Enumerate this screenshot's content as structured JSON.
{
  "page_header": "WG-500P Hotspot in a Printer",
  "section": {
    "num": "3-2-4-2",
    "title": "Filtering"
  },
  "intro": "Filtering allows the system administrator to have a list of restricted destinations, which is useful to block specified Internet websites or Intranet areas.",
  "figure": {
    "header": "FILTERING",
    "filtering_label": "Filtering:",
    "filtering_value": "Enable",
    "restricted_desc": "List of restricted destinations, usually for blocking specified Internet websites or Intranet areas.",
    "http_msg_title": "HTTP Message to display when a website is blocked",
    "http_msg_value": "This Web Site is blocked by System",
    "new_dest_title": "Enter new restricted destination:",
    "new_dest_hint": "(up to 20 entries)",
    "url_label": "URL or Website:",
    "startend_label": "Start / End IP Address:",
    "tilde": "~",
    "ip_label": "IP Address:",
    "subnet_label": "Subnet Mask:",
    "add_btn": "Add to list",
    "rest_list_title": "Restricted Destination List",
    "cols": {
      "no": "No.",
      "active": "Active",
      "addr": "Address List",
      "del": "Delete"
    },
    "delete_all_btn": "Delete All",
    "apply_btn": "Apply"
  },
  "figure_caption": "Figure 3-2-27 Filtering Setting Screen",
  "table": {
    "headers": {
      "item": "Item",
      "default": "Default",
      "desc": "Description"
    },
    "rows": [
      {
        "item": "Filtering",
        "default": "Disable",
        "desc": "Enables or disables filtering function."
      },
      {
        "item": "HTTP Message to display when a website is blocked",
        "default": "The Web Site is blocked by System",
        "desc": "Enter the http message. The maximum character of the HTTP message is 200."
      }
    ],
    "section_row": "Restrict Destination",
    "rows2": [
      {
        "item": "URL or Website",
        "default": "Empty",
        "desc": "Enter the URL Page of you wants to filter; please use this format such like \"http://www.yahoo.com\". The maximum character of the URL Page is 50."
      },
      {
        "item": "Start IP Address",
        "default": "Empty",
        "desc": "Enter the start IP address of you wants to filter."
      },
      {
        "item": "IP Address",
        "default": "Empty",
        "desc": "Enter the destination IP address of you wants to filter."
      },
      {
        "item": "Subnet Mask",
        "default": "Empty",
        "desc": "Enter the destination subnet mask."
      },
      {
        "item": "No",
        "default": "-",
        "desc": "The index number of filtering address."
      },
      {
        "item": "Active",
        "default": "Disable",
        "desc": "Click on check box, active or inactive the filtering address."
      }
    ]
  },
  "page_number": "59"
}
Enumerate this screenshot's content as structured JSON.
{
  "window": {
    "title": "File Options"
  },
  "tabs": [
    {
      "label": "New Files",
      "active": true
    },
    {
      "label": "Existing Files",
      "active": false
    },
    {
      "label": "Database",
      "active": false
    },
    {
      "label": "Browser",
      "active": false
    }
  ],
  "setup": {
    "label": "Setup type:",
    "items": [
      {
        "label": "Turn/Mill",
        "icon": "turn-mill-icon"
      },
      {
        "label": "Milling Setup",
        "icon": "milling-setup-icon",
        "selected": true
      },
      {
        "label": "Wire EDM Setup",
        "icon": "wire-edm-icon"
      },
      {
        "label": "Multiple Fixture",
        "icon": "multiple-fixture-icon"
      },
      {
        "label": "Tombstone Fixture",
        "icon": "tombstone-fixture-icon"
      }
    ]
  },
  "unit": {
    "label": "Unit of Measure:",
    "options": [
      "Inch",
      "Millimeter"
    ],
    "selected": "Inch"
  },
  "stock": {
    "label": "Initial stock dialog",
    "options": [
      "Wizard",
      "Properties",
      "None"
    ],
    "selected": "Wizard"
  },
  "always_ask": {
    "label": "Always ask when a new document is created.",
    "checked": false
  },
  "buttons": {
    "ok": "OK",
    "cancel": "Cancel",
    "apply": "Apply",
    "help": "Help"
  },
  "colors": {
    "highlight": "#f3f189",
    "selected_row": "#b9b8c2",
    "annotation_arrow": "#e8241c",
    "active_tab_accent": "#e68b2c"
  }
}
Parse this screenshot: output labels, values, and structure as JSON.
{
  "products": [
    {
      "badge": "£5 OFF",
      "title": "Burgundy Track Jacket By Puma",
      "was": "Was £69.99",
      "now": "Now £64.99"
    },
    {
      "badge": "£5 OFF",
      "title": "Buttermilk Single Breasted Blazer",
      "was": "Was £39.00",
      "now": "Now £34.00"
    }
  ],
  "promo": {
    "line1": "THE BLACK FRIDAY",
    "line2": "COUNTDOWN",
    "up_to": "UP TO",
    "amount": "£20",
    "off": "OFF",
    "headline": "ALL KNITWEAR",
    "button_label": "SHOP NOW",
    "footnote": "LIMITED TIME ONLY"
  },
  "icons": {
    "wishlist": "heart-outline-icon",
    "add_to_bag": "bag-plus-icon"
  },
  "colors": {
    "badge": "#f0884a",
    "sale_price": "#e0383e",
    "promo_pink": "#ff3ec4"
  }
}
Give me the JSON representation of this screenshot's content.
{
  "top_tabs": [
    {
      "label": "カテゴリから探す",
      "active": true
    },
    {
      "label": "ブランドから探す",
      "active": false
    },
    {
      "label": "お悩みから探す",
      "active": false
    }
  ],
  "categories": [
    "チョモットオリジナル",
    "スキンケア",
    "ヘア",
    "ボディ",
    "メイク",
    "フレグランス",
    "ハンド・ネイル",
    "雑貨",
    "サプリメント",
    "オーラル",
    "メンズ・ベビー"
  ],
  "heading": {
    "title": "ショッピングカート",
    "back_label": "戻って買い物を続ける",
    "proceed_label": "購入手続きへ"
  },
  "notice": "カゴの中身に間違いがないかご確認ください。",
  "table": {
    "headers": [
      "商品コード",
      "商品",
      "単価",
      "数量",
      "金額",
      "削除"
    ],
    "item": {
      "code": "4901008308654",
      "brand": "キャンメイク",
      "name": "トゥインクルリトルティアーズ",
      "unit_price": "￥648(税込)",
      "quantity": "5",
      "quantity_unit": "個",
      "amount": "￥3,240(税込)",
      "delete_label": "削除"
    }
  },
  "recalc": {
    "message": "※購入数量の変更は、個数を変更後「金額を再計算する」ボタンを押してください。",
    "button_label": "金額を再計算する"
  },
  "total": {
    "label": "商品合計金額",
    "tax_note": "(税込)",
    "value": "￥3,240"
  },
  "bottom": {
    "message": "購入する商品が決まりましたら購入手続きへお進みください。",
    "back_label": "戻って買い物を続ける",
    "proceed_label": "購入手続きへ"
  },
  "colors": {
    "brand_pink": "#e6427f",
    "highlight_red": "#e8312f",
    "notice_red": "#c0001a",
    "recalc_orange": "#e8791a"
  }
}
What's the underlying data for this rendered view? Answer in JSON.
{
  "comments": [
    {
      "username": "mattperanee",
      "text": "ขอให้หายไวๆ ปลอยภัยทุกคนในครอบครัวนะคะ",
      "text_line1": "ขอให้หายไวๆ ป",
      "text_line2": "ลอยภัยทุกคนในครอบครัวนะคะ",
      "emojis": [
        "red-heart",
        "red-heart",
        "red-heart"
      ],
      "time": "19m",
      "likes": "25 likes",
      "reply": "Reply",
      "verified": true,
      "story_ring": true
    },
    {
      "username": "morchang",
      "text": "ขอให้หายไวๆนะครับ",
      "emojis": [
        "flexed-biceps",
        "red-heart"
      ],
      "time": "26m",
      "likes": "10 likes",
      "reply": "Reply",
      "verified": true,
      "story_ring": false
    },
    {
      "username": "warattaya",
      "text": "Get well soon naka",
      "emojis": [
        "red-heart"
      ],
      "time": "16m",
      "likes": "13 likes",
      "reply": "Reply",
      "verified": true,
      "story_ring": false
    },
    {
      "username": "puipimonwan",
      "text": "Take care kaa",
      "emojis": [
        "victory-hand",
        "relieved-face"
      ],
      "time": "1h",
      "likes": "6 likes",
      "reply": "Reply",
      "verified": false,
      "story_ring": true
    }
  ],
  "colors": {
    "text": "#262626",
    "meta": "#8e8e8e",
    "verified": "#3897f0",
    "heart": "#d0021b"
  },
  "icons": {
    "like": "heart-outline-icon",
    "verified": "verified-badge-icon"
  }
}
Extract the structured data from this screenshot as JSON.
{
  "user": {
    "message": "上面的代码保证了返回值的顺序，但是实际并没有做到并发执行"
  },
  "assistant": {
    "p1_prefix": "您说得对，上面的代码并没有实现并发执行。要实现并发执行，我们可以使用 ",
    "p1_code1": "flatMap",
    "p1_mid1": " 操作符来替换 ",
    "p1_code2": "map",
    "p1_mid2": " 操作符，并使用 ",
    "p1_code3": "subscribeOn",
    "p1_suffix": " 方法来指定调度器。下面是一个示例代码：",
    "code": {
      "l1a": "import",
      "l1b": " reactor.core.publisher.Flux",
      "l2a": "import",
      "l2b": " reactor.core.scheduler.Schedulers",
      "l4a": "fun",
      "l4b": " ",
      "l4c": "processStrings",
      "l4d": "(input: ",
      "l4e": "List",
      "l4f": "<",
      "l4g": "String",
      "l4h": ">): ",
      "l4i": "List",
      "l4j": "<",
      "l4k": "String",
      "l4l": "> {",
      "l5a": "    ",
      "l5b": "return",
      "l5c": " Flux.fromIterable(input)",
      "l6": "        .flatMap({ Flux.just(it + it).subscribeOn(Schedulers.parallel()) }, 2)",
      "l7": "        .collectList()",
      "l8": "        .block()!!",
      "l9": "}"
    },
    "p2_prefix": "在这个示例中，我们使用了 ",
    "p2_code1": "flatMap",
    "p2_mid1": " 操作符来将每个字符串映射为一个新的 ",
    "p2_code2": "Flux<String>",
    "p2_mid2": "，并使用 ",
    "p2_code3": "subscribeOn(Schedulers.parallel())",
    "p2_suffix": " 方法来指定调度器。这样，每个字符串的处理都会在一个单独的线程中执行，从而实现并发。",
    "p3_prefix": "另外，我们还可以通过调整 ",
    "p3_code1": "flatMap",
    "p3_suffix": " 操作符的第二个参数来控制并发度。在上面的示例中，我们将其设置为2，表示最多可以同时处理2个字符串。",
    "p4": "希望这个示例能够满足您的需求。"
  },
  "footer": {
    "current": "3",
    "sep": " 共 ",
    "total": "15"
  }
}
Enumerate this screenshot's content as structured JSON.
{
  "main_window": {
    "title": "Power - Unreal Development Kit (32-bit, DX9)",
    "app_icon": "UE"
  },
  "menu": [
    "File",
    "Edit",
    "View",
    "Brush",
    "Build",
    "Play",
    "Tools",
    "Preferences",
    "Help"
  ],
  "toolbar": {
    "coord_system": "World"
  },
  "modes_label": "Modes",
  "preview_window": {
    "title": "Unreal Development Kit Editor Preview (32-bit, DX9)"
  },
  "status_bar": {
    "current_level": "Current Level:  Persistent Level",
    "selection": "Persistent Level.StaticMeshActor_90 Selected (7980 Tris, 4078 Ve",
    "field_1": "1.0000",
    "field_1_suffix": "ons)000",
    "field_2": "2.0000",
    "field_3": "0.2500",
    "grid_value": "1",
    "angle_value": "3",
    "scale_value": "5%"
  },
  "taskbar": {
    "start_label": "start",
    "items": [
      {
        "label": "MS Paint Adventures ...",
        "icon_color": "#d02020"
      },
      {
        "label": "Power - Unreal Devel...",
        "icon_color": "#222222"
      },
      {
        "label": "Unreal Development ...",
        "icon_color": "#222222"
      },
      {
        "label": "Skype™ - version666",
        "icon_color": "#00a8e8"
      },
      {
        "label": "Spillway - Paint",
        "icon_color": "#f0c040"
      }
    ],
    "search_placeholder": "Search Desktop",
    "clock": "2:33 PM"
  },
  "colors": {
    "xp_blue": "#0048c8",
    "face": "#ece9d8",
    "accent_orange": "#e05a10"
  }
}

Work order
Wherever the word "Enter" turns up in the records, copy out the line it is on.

Result for this exercise
    "new_dest_title": "Enter new restricted destination:",
        "desc": "Enter the http message. The maximum character of the HTTP message is 200."
        "desc": "Enter the URL Page of you wants to filter; please use this format such like \"http://www.yahoo.com\". The maximum character of the URL Page is 50."
        "desc": "Enter the start IP address of you wants to filter."
        "desc": "Enter the destination IP address of you wants to filter."
        "desc": "Enter the destination subnet mask."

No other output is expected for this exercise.